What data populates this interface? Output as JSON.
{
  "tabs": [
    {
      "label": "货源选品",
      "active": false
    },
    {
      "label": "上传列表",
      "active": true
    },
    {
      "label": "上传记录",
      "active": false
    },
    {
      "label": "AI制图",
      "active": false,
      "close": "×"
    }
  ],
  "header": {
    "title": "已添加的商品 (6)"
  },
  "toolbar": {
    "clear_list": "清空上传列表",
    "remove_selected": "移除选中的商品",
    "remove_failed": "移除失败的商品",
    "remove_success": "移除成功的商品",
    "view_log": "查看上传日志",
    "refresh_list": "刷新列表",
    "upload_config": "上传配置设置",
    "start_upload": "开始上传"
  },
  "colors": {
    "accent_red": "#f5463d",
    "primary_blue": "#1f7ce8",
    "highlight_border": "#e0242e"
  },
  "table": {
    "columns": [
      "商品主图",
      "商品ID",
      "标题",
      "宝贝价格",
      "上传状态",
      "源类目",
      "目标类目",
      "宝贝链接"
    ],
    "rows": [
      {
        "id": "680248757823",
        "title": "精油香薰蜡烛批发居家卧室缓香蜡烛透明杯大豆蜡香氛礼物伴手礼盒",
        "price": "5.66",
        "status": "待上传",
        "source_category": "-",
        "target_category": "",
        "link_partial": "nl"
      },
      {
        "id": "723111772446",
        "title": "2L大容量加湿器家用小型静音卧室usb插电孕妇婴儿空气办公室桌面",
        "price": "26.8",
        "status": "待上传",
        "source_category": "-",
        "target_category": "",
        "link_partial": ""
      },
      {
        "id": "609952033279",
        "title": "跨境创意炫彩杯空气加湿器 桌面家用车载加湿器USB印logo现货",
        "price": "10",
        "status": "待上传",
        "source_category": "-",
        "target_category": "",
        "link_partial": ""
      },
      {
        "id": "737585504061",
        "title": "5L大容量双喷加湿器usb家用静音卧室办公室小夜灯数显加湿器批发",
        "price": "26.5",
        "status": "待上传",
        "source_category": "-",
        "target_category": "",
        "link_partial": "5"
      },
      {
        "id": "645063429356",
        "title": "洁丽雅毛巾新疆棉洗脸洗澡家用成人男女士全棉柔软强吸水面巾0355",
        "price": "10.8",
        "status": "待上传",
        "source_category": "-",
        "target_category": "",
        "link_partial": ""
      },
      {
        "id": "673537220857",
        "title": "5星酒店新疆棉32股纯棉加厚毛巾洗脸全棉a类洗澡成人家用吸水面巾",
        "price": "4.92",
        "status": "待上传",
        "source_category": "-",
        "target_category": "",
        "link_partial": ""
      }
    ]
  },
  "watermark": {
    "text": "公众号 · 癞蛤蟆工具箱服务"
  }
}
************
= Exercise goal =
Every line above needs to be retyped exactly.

= Expected output =
What data populates this interface? Output as JSON.
{
  "tabs": [
    {
      "label": "货源选品",
      "active": false
    },
    {
      "label": "上传列表",
      "active": true
    },
    {
      "label": "上传记录",
      "active": false
    },
    {
      "label": "AI制图",
      "active": false,
      "close": "×"
    }
  ],
  "header": {
    "title": "已添加的商品 (6)"
  },
  "toolbar": {
    "clear_list": "清空上传列表",
    "remove_selected": "移除选中的商品",
    "remove_failed": "移除失败的商品",
    "remove_success": "移除成功的商品",
    "view_log": "查看上传日志",
    "refresh_list": "刷新列表",
    "upload_config": "上传配置设置",
    "start_upload": "开始上传"
  },
  "colors": {
    "accent_red": "#f5463d",
    "primary_blue": "#1f7ce8",
    "highlight_border": "#e0242e"
  },
  "table": {
    "columns": [
      "商品主图",
      "商品ID",
      "标题",
      "宝贝价格",
      "上传状态",
      "源类目",
      "目标类目",
      "宝贝链接"
    ],
    "rows": [
      {
        "id": "680248757823",
        "title": "精油香薰蜡烛批发居家卧室缓香蜡烛透明杯大豆蜡香氛礼物伴手礼盒",
        "price": "5.66",
        "status": "待上传",
        "source_category": "-",
        "target_category": "",
        "link_partial": "nl"
      },
      {
        "id": "723111772446",
        "title": "2L大容量加湿器家用小型静音卧室usb插电孕妇婴儿空气办公室桌面",
        "price": "26.8",
        "status": "待上传",
        "source_category": "-",
        "target_category": "",
        "link_partial": ""
      },
      {
        "id": "609952033279",
        "title": "跨境创意炫彩杯空气加湿器 桌面家用车载加湿器USB印logo现货",
        "price": "10",
        "status": "待上传",
        "source_category": "-",
        "target_category": "",
        "link_partial": ""
      },
      {
        "id": "737585504061",
        "title": "5L大容量双喷加湿器usb家用静音卧室办公室小夜灯数显加湿器批发",
        "price": "26.5",
        "status": "待上传",
        "source_category": "-",
        "target_category": "",
        "link_partial": "5"
      },
      {
        "id": "645063429356",
        "title": "洁丽雅毛巾新疆棉洗脸洗澡家用成人男女士全棉柔软强吸水面巾0355",
        "price": "10.8",
        "status": "待上传",
        "source_category": "-",
        "target_category": "",
        "link_partial": ""
      },
      {
        "id": "673537220857",
        "title": "5星酒店新疆棉32股纯棉加厚毛巾洗脸全棉a类洗澡成人家用吸水面巾",
        "price": "4.92",
        "status": "待上传",
        "source_category": "-",
        "target_category": "",
        "link_partial": ""
      }
    ]
  },
  "watermark": {
    "text": "公众号 · 癞蛤蟆工具箱服务"
  }
}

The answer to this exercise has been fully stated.